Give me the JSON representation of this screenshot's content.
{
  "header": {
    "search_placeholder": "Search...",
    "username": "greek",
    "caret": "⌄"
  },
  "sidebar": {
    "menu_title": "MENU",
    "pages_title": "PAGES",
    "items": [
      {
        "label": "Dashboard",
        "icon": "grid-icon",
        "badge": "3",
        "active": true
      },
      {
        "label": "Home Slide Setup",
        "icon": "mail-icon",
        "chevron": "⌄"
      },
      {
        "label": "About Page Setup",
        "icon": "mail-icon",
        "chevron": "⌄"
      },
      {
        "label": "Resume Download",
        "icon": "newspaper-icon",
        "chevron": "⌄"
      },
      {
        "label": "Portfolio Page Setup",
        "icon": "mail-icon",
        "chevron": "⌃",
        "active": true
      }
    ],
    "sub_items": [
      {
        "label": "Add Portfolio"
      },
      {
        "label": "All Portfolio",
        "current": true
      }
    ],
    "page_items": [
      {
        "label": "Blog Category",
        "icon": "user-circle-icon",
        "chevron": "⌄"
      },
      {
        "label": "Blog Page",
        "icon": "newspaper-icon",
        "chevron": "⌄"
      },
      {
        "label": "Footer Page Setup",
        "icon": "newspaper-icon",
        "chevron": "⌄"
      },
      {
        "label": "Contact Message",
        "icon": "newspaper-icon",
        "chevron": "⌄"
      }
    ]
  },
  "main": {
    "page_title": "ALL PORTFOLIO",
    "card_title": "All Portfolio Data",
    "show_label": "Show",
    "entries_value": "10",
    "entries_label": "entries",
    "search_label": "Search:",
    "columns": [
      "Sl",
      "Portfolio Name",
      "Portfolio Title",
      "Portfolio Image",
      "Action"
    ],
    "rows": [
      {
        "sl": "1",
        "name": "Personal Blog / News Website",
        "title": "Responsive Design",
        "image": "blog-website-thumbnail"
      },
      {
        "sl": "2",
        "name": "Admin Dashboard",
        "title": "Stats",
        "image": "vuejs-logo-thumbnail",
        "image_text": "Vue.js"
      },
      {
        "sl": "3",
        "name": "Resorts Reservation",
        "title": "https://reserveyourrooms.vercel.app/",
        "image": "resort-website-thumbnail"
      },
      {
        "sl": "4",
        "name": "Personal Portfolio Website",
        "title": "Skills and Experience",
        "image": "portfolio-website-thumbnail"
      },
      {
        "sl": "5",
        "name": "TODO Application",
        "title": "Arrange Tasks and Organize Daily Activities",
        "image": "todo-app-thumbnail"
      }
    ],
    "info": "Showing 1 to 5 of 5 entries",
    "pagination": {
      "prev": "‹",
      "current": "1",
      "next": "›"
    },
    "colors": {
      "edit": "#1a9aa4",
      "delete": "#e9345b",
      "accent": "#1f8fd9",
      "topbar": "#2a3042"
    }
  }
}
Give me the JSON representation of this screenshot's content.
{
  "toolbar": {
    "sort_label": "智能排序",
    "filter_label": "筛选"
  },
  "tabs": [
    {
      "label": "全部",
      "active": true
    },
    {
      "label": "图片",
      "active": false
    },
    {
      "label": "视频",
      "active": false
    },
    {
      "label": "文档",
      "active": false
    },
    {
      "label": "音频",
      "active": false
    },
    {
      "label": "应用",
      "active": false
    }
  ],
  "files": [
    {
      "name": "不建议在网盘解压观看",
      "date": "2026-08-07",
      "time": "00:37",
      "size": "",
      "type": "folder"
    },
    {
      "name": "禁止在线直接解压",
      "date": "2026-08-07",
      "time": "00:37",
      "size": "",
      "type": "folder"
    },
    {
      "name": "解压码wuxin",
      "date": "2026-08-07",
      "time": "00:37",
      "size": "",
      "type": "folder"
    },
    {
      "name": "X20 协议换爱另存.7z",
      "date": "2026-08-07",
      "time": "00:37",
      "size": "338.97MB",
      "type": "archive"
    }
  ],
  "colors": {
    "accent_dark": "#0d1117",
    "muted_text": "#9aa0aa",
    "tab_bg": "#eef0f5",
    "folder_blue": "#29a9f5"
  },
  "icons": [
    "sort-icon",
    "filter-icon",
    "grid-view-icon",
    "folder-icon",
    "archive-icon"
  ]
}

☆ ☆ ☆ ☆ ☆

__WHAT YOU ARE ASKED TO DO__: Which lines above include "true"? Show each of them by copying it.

__SOLUTION FOR THIS PROBLEM__:
        "active": true
        "active": true
        "current": true
      "active": true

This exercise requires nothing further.